Task directions: Please write out the data that follows, word for word.

App and web page records:

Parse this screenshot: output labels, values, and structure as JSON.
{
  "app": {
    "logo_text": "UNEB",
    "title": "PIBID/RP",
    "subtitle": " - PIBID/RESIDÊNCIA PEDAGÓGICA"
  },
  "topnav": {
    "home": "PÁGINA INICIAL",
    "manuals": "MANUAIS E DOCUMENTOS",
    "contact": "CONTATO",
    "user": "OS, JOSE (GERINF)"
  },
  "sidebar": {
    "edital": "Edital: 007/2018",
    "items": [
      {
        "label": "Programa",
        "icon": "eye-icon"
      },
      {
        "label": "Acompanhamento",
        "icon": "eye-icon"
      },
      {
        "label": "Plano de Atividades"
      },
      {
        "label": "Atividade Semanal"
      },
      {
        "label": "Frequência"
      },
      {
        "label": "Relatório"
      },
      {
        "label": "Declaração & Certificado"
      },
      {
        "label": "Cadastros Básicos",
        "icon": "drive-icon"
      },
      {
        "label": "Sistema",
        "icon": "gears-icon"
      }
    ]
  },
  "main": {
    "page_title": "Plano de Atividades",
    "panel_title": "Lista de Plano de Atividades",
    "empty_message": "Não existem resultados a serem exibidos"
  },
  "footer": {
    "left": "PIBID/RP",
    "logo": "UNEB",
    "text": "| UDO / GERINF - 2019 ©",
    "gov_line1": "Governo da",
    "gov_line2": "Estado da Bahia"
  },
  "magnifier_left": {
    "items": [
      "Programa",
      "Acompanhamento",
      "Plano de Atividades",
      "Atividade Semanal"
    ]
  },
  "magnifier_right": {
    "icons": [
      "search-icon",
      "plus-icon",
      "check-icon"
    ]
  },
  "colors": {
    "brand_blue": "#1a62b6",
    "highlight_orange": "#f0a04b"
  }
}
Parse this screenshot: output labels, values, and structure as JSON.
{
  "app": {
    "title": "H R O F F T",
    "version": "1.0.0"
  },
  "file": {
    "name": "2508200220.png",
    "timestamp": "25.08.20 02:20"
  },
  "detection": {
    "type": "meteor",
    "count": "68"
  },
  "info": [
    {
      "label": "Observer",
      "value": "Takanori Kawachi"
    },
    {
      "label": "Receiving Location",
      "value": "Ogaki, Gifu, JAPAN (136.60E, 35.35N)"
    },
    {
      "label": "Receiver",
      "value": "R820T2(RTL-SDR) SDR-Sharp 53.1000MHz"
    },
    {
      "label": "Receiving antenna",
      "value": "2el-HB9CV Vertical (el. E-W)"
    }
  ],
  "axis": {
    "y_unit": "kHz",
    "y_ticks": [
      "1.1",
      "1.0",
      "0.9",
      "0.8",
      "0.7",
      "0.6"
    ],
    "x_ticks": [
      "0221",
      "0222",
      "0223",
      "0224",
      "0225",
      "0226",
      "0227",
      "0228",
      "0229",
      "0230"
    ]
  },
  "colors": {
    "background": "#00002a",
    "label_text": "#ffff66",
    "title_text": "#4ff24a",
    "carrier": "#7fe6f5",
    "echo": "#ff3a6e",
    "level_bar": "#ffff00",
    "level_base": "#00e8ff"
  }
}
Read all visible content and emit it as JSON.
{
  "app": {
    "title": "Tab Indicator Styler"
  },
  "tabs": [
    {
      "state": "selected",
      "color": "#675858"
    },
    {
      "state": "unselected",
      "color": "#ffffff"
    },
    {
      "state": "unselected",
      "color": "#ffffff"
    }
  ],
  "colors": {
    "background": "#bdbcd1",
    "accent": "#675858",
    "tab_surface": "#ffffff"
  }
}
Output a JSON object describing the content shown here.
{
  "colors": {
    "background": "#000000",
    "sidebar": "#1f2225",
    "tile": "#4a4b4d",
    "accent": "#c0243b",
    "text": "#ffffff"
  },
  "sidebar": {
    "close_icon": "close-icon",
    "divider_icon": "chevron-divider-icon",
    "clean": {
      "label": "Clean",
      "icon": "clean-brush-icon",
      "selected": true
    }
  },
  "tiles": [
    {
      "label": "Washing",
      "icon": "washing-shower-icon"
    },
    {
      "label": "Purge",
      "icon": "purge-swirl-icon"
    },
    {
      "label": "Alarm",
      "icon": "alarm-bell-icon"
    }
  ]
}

Task result:
Parse this screenshot: output labels, values, and structure as JSON.
{
  "app": {
    "logo_text": "UNEB",
    "title": "PIBID/RP",
    "subtitle": " - PIBID/RESIDÊNCIA PEDAGÓGICA"
  },
  "topnav": {
    "home": "PÁGINA INICIAL",
    "manuals": "MANUAIS E DOCUMENTOS",
    "contact": "CONTATO",
    "user": "OS, JOSE (GERINF)"
  },
  "sidebar": {
    "edital": "Edital: 007/2018",
    "items": [
      {
        "label": "Programa",
        "icon": "eye-icon"
      },
      {
        "label": "Acompanhamento",
        "icon": "eye-icon"
      },
      {
        "label": "Plano de Atividades"
      },
      {
        "label": "Atividade Semanal"
      },
      {
        "label": "Frequência"
      },
      {
        "label": "Relatório"
      },
      {
        "label": "Declaração & Certificado"
      },
      {
        "label": "Cadastros Básicos",
        "icon": "drive-icon"
      },
      {
        "label": "Sistema",
        "icon": "gears-icon"
      }
    ]
  },
  "main": {
    "page_title": "Plano de Atividades",
    "panel_title": "Lista de Plano de Atividades",
    "empty_message": "Não existem resultados a serem exibidos"
  },
  "footer": {
    "left": "PIBID/RP",
    "logo": "UNEB",
    "text": "| UDO / GERINF - 2019 ©",
    "gov_line1": "Governo da",
    "gov_line2": "Estado da Bahia"
  },
  "magnifier_left": {
    "items": [
      "Programa",
      "Acompanhamento",
      "Plano de Atividades",
      "Atividade Semanal"
    ]
  },
  "magnifier_right": {
    "icons": [
      "search-icon",
      "plus-icon",
      "check-icon"
    ]
  },
  "colors": {
    "brand_blue": "#1a62b6",
    "highlight_orange": "#f0a04b"
  }
}
Parse this screenshot: output labels, values, and structure as JSON.
{
  "app": {
    "title": "H R O F F T",
    "version": "1.0.0"
  },
  "file": {
    "name": "2508200220.png",
    "timestamp": "25.08.20 02:20"
  },
  "detection": {
    "type": "meteor",
    "count": "68"
  },
  "info": [
    {
      "label": "Observer",
      "value": "Takanori Kawachi"
    },
    {
      "label": "Receiving Location",
      "value": "Ogaki, Gifu, JAPAN (136.60E, 35.35N)"
    },
    {
      "label": "Receiver",
      "value": "R820T2(RTL-SDR) SDR-Sharp 53.1000MHz"
    },
    {
      "label": "Receiving antenna",
      "value": "2el-HB9CV Vertical (el. E-W)"
    }
  ],
  "axis": {
    "y_unit": "kHz",
    "y_ticks": [
      "1.1",
      "1.0",
      "0.9",
      "0.8",
      "0.7",
      "0.6"
    ],
    "x_ticks": [
      "0221",
      "0222",
      "0223",
      "0224",
      "0225",
      "0226",
      "0227",
      "0228",
      "0229",
      "0230"
    ]
  },
  "colors": {
    "background": "#00002a",
    "label_text": "#ffff66",
    "title_text": "#4ff24a",
    "carrier": "#7fe6f5",
    "echo": "#ff3a6e",
    "level_bar": "#ffff00",
    "level_base": "#00e8ff"
  }
}
Read all visible content and emit it as JSON.
{
  "app": {
    "title": "Tab Indicator Styler"
  },
  "tabs": [
    {
      "state": "selected",
      "color": "#675858"
    },
    {
      "state": "unselected",
      "color": "#ffffff"
    },
    {
      "state": "unselected",
      "color": "#ffffff"
    }
  ],
  "colors": {
    "background": "#bdbcd1",
    "accent": "#675858",
    "tab_surface": "#ffffff"
  }
}
Output a JSON object describing the content shown here.
{
  "colors": {
    "background": "#000000",
    "sidebar": "#1f2225",
    "tile": "#4a4b4d",
    "accent": "#c0243b",
    "text": "#ffffff"
  },
  "sidebar": {
    "close_icon": "close-icon",
    "divider_icon": "chevron-divider-icon",
    "clean": {
      "label": "Clean",
      "icon": "clean-brush-icon",
      "selected": true
    }
  },
  "tiles": [
    {
      "label": "Washing",
      "icon": "washing-shower-icon"
    },
    {
      "label": "Purge",
      "icon": "purge-swirl-icon"
    },
    {
      "label": "Alarm",
      "icon": "alarm-bell-icon"
    }
  ]
}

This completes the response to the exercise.